When the Investigative Unit heard that some of the more than 144,000 trailers used by FEMA for temporary housing across the Gulf could be making people sick, the first thing we did was file a Freedom of Information Act Request with FEMA. We wanted to know what FEMA knew and when they were aware that formaldehyde might be a factor in the air quality of the trailers and the health of the people inside.
Formaldehyde, according to experts we spoke with, can actually cause asthma in addition to being an irritant to mucous membranes and there are know links between formaldehyde exposure and cancers of the respiratory tract.

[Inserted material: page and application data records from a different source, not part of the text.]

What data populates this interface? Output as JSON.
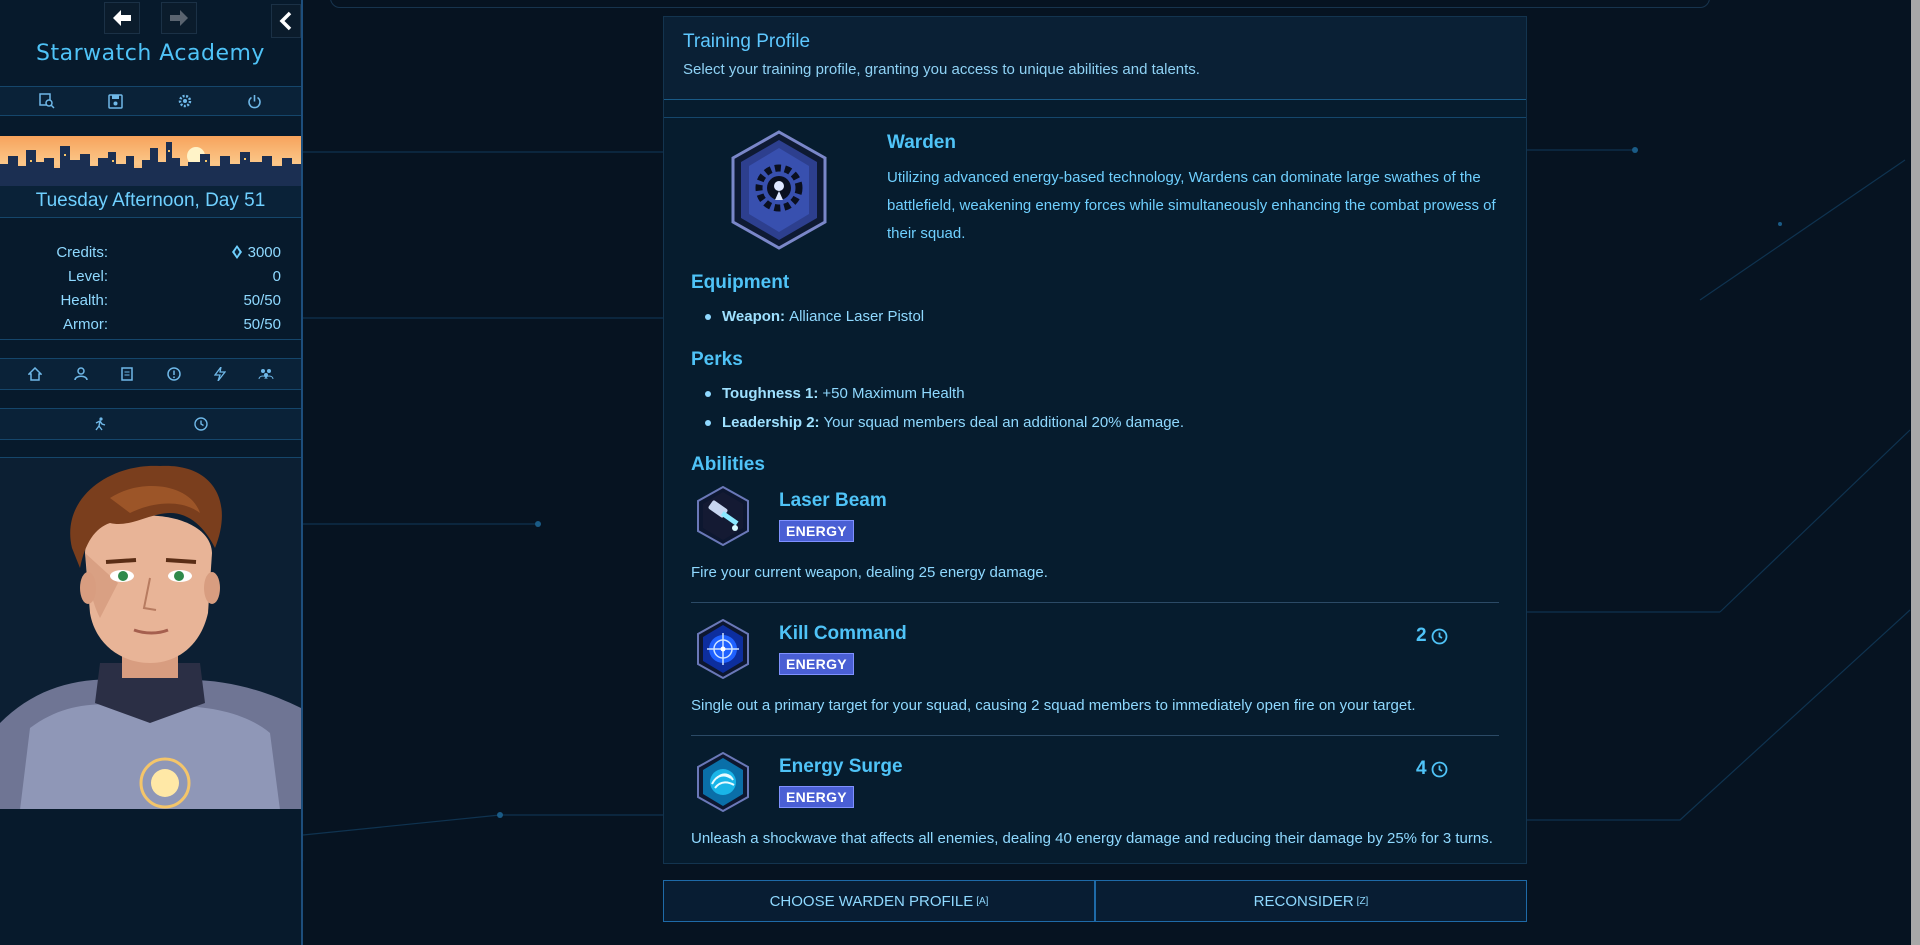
{
  "sidebar": {
    "app_title": "Starwatch Academy",
    "nav": {
      "back_icon": "arrow-left-icon",
      "forward_icon": "arrow-right-icon",
      "collapse_icon": "chevron-left-icon"
    },
    "tools": [
      "search-icon",
      "save-icon",
      "gear-icon",
      "power-icon"
    ],
    "day": "Tuesday Afternoon, Day 51",
    "stats": [
      {
        "label": "Credits:",
        "value": "3000",
        "icon": "credit-gem-icon"
      },
      {
        "label": "Level:",
        "value": "0"
      },
      {
        "label": "Health:",
        "value": "50/50"
      },
      {
        "label": "Armor:",
        "value": "50/50"
      }
    ],
    "menu_icons": [
      "home-icon",
      "person-icon",
      "journal-icon",
      "info-icon",
      "lightning-icon",
      "squad-icon"
    ],
    "action_icons": [
      "run-icon",
      "clock-icon"
    ]
  },
  "panel": {
    "title": "Training Profile",
    "subtitle": "Select your training profile, granting you access to unique abilities and talents.",
    "profile": {
      "name": "Warden",
      "description": "Utilizing advanced energy-based technology, Wardens can dominate large swathes of the battlefield, weakening enemy forces while simultaneously enhancing the combat prowess of their squad."
    },
    "equipment": {
      "heading": "Equipment",
      "items": [
        {
          "label": "Weapon:",
          "value": "Alliance Laser Pistol"
        }
      ]
    },
    "perks": {
      "heading": "Perks",
      "items": [
        {
          "label": "Toughness 1:",
          "value": "+50 Maximum Health"
        },
        {
          "label": "Leadership 2:",
          "value": "Your squad members deal an additional 20% damage."
        }
      ]
    },
    "abilities": {
      "heading": "Abilities",
      "items": [
        {
          "name": "Laser Beam",
          "tag": "ENERGY",
          "cooldown": "",
          "description": "Fire your current weapon, dealing 25 energy damage."
        },
        {
          "name": "Kill Command",
          "tag": "ENERGY",
          "cooldown": "2",
          "description": "Single out a primary target for your squad, causing 2 squad members to immediately open fire on your target."
        },
        {
          "name": "Energy Surge",
          "tag": "ENERGY",
          "cooldown": "4",
          "description": "Unleash a shockwave that affects all enemies, dealing 40 energy damage and reducing their damage by 25% for 3 turns."
        }
      ]
    }
  },
  "buttons": {
    "choose_label": "CHOOSE WARDEN PROFILE",
    "choose_key": "[A]",
    "reconsider_label": "RECONSIDER",
    "reconsider_key": "[Z]"
  },
  "colors": {
    "accent": "#4fc3f7",
    "energy_tag": "#4a5fd4",
    "background": "#061321"
  }
}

We filed the FOIA on March 30 and yesterday (May 15) as were editing this story for air we received an envelope stuffed with documents from the agency. Here is one that we found fascinating.
This document is the most interesting. It's a standard part of the job description package for most federal jobs. It is entitled "FEMA Job Hazard Analysis" and lists, in helpful chart form, the activities involved in the position. The position is Logistics Material Specialist, Trailer In-Bound Inspection (the guy or gal who inspects a brand-new trailer before it is sent off to a needy family in the Gulf).

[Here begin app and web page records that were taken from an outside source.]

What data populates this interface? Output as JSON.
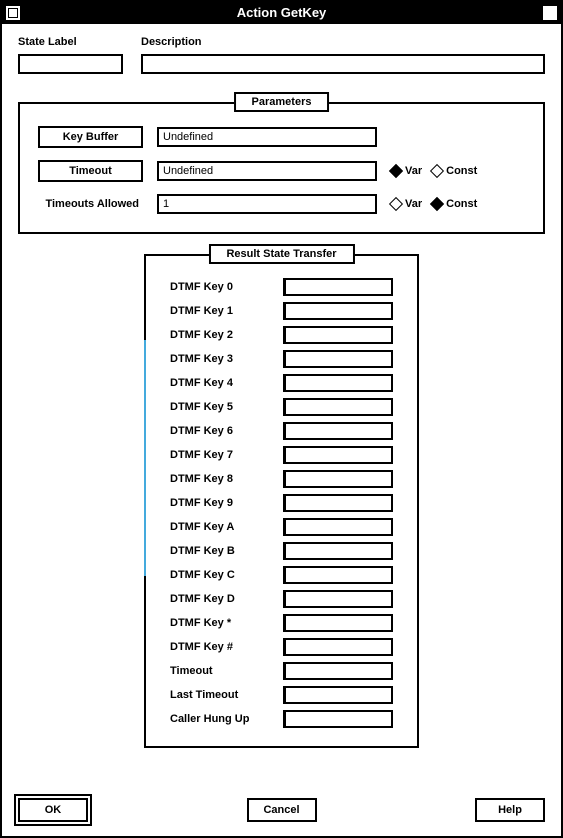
{
  "window": {
    "title": "Action GetKey"
  },
  "top": {
    "state_label": "State Label",
    "state_value": "",
    "description_label": "Description",
    "description_value": ""
  },
  "parameters": {
    "group_label": "Parameters",
    "rows": [
      {
        "label": "Key Buffer",
        "value": "Undefined",
        "boxed_label": true,
        "radios": null
      },
      {
        "label": "Timeout",
        "value": "Undefined",
        "boxed_label": true,
        "radios": {
          "var_label": "Var",
          "const_label": "Const",
          "selected": "var"
        }
      },
      {
        "label": "Timeouts Allowed",
        "value": "1",
        "boxed_label": false,
        "radios": {
          "var_label": "Var",
          "const_label": "Const",
          "selected": "const"
        }
      }
    ]
  },
  "result": {
    "group_label": "Result State Transfer",
    "rows": [
      {
        "label": "DTMF Key 0",
        "value": ""
      },
      {
        "label": "DTMF Key 1",
        "value": ""
      },
      {
        "label": "DTMF Key 2",
        "value": ""
      },
      {
        "label": "DTMF Key 3",
        "value": ""
      },
      {
        "label": "DTMF Key 4",
        "value": ""
      },
      {
        "label": "DTMF Key 5",
        "value": ""
      },
      {
        "label": "DTMF Key 6",
        "value": ""
      },
      {
        "label": "DTMF Key 7",
        "value": ""
      },
      {
        "label": "DTMF Key 8",
        "value": ""
      },
      {
        "label": "DTMF Key 9",
        "value": ""
      },
      {
        "label": "DTMF Key A",
        "value": ""
      },
      {
        "label": "DTMF Key B",
        "value": ""
      },
      {
        "label": "DTMF Key C",
        "value": ""
      },
      {
        "label": "DTMF Key D",
        "value": ""
      },
      {
        "label": "DTMF Key *",
        "value": ""
      },
      {
        "label": "DTMF Key #",
        "value": ""
      },
      {
        "label": "Timeout",
        "value": ""
      },
      {
        "label": "Last Timeout",
        "value": ""
      },
      {
        "label": "Caller Hung Up",
        "value": ""
      }
    ]
  },
  "buttons": {
    "ok": "OK",
    "cancel": "Cancel",
    "help": "Help"
  }
}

Under the "Physical Hazard" for those entering a new trailer it says, "Formaldehyde off gassing..."
The potential injury: Cancer.
Why is this important? Because it offers a clarification to anyone wanting to take on the job of inspecting FEMA travel trailers during an 8-hour workday. FEMA has not offered the same clarification to the residents of trailers who have lived in those trailers for the past 21 months. The elderly and young children who are most susceptible to the effects of formaldehyde fumes often stay in the trailers 24/7 trying to escape the heat and humidity of the Gulf.

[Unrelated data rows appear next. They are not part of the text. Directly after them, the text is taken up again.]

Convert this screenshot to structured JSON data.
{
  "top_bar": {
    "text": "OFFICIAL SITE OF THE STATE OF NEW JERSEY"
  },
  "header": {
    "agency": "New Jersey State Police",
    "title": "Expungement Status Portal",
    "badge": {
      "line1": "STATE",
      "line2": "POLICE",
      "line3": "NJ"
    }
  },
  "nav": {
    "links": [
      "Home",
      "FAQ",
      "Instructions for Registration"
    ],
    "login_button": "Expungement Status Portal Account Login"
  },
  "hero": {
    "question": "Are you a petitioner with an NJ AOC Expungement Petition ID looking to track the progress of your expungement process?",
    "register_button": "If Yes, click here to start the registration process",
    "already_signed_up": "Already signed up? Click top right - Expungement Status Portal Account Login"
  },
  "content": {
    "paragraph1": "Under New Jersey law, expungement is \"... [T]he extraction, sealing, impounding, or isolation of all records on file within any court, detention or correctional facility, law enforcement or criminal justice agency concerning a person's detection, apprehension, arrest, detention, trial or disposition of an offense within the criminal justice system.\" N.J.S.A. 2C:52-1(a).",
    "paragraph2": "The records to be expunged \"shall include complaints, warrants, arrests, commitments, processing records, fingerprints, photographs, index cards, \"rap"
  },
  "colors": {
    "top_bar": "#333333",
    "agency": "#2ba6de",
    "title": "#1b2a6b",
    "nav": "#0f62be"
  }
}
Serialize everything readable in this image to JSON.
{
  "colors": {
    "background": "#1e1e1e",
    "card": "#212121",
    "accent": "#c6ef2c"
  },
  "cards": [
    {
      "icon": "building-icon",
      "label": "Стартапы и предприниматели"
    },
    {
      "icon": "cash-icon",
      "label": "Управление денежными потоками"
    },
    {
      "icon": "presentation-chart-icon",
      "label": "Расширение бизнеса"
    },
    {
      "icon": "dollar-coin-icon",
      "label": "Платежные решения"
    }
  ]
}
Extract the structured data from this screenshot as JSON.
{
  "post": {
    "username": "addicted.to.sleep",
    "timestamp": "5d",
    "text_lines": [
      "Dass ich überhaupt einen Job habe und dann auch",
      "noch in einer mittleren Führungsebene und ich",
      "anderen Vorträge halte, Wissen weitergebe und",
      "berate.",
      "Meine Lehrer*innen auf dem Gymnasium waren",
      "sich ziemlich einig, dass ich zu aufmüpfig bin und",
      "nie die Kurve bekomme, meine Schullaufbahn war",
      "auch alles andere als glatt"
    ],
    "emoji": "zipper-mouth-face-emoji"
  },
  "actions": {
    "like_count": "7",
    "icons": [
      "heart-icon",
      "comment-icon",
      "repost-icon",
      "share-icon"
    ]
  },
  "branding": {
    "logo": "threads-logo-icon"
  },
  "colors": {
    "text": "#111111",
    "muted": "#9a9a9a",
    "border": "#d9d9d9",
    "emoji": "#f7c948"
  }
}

Click here to read the Investigative Unit's story on FEMA trailers and formaldehyde.
Click here to hear more from one man who helped build the trailers and says it made him sick.